“Ask The Chief” allows readers access to useful information about law enforcement issues in Red Wing. This communication tool has been developed to enhance community policing efforts by providing residents and visitors with the opportunity to ask questions about local laws, programs and the department in general.
Submit your question to firstname.lastname@example.org.
Q: Does the new move over law mean that if you’re driving in the left lane going the speed limit and someone appears to want to pass, you must move over to the right lane?
A: The new law does not allow a driver to exceed the speed limit. If you are traveling under the posted speed limit, move to the right when safe to do so. The posted speed limit is the law and the maximum speed you should be driving.
Effective Aug. 1, 2019, Minnesota Statute 169.18, Driving Rules, Subdivision 10 states: Slower Vehicles.
(a) Upon a roadway with one lane in the direction of travel, a person proceeding at a speed that is sufficiently low as to create a traffic hazard must operate the vehicle as close as practicable to the right-hand curb or edge of the roadway,
(b) Upon a roadway with more than one lane in the same direction of travel, a person must move out of the left-most lane to allow another vehicle to pass, when practicable under existing conditions. A left-most lane under this paragraph is the lane adjacent to one designated and posted for a specific type of traffic, including as provided under section 160.93. This paragraph does not apply when:
(1) overtaking and passing another vehicle proceeding in the same direction;
(2) preparing for a left turn at an intersection or into a private road or driveway;

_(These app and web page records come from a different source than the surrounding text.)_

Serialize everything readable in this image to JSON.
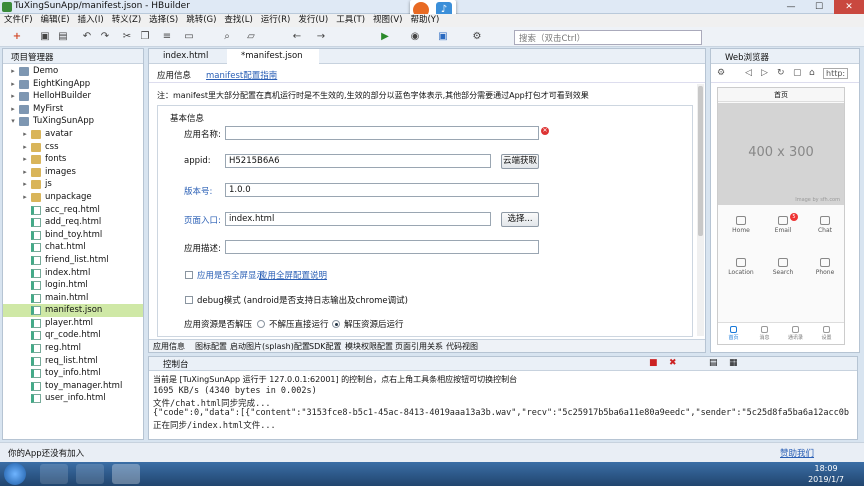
{
  "window": {
    "title": "TuXingSunApp/manifest.json - HBuilder",
    "minimize": "—",
    "maximize": "☐",
    "close": "✕"
  },
  "menu": [
    "文件(F)",
    "编辑(E)",
    "插入(I)",
    "转义(Z)",
    "选择(S)",
    "跳转(G)",
    "查找(L)",
    "运行(R)",
    "发行(U)",
    "工具(T)",
    "视图(V)",
    "帮助(Y)"
  ],
  "toolbar": {
    "search_placeholder": "搜索（双击Ctrl）"
  },
  "project_panel": {
    "title": "项目管理器",
    "tree": [
      {
        "label": "Demo",
        "type": "proj",
        "depth": 0,
        "arrow": "▸"
      },
      {
        "label": "EightKingApp",
        "type": "proj",
        "depth": 0,
        "arrow": "▸"
      },
      {
        "label": "HelloHBuilder",
        "type": "proj",
        "depth": 0,
        "arrow": "▸"
      },
      {
        "label": "MyFirst",
        "type": "proj",
        "depth": 0,
        "arrow": "▸"
      },
      {
        "label": "TuXingSunApp",
        "type": "proj",
        "depth": 0,
        "arrow": "▾"
      },
      {
        "label": "avatar",
        "type": "fold",
        "depth": 1,
        "arrow": "▸"
      },
      {
        "label": "css",
        "type": "fold",
        "depth": 1,
        "arrow": "▸"
      },
      {
        "label": "fonts",
        "type": "fold",
        "depth": 1,
        "arrow": "▸"
      },
      {
        "label": "images",
        "type": "fold",
        "depth": 1,
        "arrow": "▸"
      },
      {
        "label": "js",
        "type": "fold",
        "depth": 1,
        "arrow": "▸"
      },
      {
        "label": "unpackage",
        "type": "fold",
        "depth": 1,
        "arrow": "▸"
      },
      {
        "label": "acc_req.html",
        "type": "file",
        "depth": 1,
        "arrow": ""
      },
      {
        "label": "add_req.html",
        "type": "file",
        "depth": 1,
        "arrow": ""
      },
      {
        "label": "bind_toy.html",
        "type": "file",
        "depth": 1,
        "arrow": ""
      },
      {
        "label": "chat.html",
        "type": "file",
        "depth": 1,
        "arrow": ""
      },
      {
        "label": "friend_list.html",
        "type": "file",
        "depth": 1,
        "arrow": ""
      },
      {
        "label": "index.html",
        "type": "file",
        "depth": 1,
        "arrow": ""
      },
      {
        "label": "login.html",
        "type": "file",
        "depth": 1,
        "arrow": ""
      },
      {
        "label": "main.html",
        "type": "file",
        "depth": 1,
        "arrow": ""
      },
      {
        "label": "manifest.json",
        "type": "file",
        "depth": 1,
        "arrow": "",
        "selected": true
      },
      {
        "label": "player.html",
        "type": "file",
        "depth": 1,
        "arrow": ""
      },
      {
        "label": "qr_code.html",
        "type": "file",
        "depth": 1,
        "arrow": ""
      },
      {
        "label": "reg.html",
        "type": "file",
        "depth": 1,
        "arrow": ""
      },
      {
        "label": "req_list.html",
        "type": "file",
        "depth": 1,
        "arrow": ""
      },
      {
        "label": "toy_info.html",
        "type": "file",
        "depth": 1,
        "arrow": ""
      },
      {
        "label": "toy_manager.html",
        "type": "file",
        "depth": 1,
        "arrow": ""
      },
      {
        "label": "user_info.html",
        "type": "file",
        "depth": 1,
        "arrow": ""
      }
    ]
  },
  "editor": {
    "tabs": [
      "index.html",
      "*manifest.json"
    ],
    "subtab_app_info": "应用信息",
    "subtab_guide": "manifest配置指南",
    "note": "注：manifest里大部分配置在真机运行时是不生效的,生效的部分以蓝色字体表示,其他部分需要通过App打包才可看到效果",
    "section_title": "基本信息",
    "fields": {
      "app_name_label": "应用名称:",
      "app_name_value": "",
      "appid_label": "appid:",
      "appid_value": "H5215B6A6",
      "appid_button": "云端获取",
      "version_label": "版本号:",
      "version_value": "1.0.0",
      "entry_label": "页面入口:",
      "entry_value": "index.html",
      "entry_button": "选择...",
      "desc_label": "应用描述:",
      "desc_value": "",
      "fullscreen_label": "应用是否全屏显示",
      "fullscreen_link": "应用全屏配置说明",
      "debug_label": "debug模式 (android是否支持日志输出及chrome调试)",
      "unpack_label": "应用资源是否解压",
      "unpack_opt1": "不解压直接运行",
      "unpack_opt2": "解压资源后运行"
    },
    "bottom_tabs": [
      "应用信息",
      "图标配置",
      "启动图片(splash)配置",
      "SDK配置",
      "模块权限配置",
      "页面引用关系",
      "代码视图"
    ]
  },
  "console": {
    "title": "控制台",
    "status": "当前是 [TuXingSunApp 运行于 127.0.0.1:62001] 的控制台，点右上角工具条相应按钮可切换控制台",
    "lines": [
      "1695 KB/s (4340 bytes in 0.002s)",
      "文件/chat.html同步完成...",
      "{\"code\":0,\"data\":[{\"content\":\"3153fce8-b5c1-45ac-8413-4019aaa13a3b.wav\",\"recv\":\"5c25917b5ba6a11e80a9eedc\",\"sender\":\"5c25d8fa5ba6a12acc0b",
      "正在同步/index.html文件..."
    ]
  },
  "browser": {
    "title": "Web浏览器",
    "url_prefix": "http:",
    "phone_title": "首页",
    "placeholder_img": "400 x 300",
    "img_caption": "Image by sfh.com",
    "grid": [
      "Home",
      "Email",
      "Chat",
      "Location",
      "Search",
      "Phone"
    ],
    "email_badge": "5",
    "nav": [
      "首页",
      "消息",
      "通讯录",
      "设置"
    ]
  },
  "statusbar": {
    "left": "你的App还没有加入",
    "right": "赞助我们"
  },
  "clock": {
    "time": "18:09",
    "date": "2019/1/7"
  }
}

(3) preparing to exit a controlled-access highway on the left side of the road;
(4) the lane is designated and posted for a specific type of traffic; or
(5) the vehicle is an authorized emergency vehicle.

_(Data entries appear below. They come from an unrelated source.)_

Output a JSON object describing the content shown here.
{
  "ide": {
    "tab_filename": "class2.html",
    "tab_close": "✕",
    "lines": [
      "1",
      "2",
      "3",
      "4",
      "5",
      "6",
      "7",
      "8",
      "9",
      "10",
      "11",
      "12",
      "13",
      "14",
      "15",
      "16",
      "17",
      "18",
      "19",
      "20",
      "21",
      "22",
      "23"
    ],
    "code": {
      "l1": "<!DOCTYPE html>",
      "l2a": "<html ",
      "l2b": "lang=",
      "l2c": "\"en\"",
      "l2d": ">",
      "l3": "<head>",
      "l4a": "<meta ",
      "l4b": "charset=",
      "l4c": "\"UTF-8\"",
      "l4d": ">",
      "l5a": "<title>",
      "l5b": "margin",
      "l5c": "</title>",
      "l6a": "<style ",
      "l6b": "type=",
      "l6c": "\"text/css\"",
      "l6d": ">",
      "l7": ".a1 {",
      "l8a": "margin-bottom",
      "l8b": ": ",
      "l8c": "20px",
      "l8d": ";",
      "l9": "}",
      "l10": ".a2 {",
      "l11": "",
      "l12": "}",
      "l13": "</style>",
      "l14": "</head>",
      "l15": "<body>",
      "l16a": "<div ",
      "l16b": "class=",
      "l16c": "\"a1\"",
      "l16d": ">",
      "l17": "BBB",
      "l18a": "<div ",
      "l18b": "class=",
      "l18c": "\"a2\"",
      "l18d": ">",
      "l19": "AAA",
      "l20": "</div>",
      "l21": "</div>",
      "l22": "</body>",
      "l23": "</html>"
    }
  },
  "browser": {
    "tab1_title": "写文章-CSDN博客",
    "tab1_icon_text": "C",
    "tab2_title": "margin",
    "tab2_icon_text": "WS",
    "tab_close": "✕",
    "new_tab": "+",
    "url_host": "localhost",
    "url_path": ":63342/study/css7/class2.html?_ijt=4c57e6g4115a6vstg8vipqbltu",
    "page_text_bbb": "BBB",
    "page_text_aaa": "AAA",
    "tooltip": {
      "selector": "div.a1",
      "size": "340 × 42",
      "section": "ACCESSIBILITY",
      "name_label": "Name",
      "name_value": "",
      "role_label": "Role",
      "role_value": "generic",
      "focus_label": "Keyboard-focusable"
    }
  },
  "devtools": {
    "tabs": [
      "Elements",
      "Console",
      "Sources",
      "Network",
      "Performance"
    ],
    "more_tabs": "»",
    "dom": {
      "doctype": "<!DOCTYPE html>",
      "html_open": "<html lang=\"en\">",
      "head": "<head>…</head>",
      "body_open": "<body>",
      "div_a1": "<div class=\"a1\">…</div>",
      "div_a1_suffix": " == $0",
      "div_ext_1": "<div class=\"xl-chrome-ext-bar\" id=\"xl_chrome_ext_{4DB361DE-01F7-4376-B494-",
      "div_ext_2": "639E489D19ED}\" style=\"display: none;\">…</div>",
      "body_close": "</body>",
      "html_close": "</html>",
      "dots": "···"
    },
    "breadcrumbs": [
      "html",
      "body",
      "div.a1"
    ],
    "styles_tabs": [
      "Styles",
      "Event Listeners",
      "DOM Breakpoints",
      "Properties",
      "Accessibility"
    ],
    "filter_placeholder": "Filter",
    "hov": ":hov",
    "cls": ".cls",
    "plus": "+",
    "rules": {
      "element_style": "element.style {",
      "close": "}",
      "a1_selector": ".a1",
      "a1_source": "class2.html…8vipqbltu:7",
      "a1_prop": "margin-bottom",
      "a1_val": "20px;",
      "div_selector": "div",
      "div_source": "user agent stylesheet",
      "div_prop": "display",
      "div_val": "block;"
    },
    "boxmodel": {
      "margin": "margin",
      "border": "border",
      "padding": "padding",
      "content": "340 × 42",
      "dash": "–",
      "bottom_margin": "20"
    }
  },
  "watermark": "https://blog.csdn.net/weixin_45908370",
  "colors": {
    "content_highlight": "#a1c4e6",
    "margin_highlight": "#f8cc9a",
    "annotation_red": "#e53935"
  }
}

To summarize, the modernized law requires drivers in the left lane to move to the right, when practicable, to allow vehicles to pass. If you need to pass someone, do so in the left lane — but then get back in the right lane as soon as you’re clear. Example: If you are driving in the left lane of Highway 61 through Red Wing and no one is in the right lane near you, you may be ticketed, if you do not meet the requirements of (1–5) of subdivision 10 – move right!
Minnesota drivers moving too slowly in the left lane could be ticketed under a new law that bars “slowpokes” from unsafely preventing faster drivers from passing
The law says that drivers blocking faster traffic to the point of causing traffic hazard on freeways and state highways with more than one lane in each direction must move to the right lane when practicable. or risk being pulled over and ticketed.
Minnesota Session Law 2019, 1st Special Session, Chapter 3, House File #3, Article 3, Section 39, which changes Minnesota Statute 169.18, effective August 1, 2019. Located online at: https://www.revisor.mn.gov/laws/2019/1/3/%5E(%3FPlaws.3.39.0%5B0-9%5C.a-zA-Z%5Cs/%5C/%5D+)$#laws.3.39.0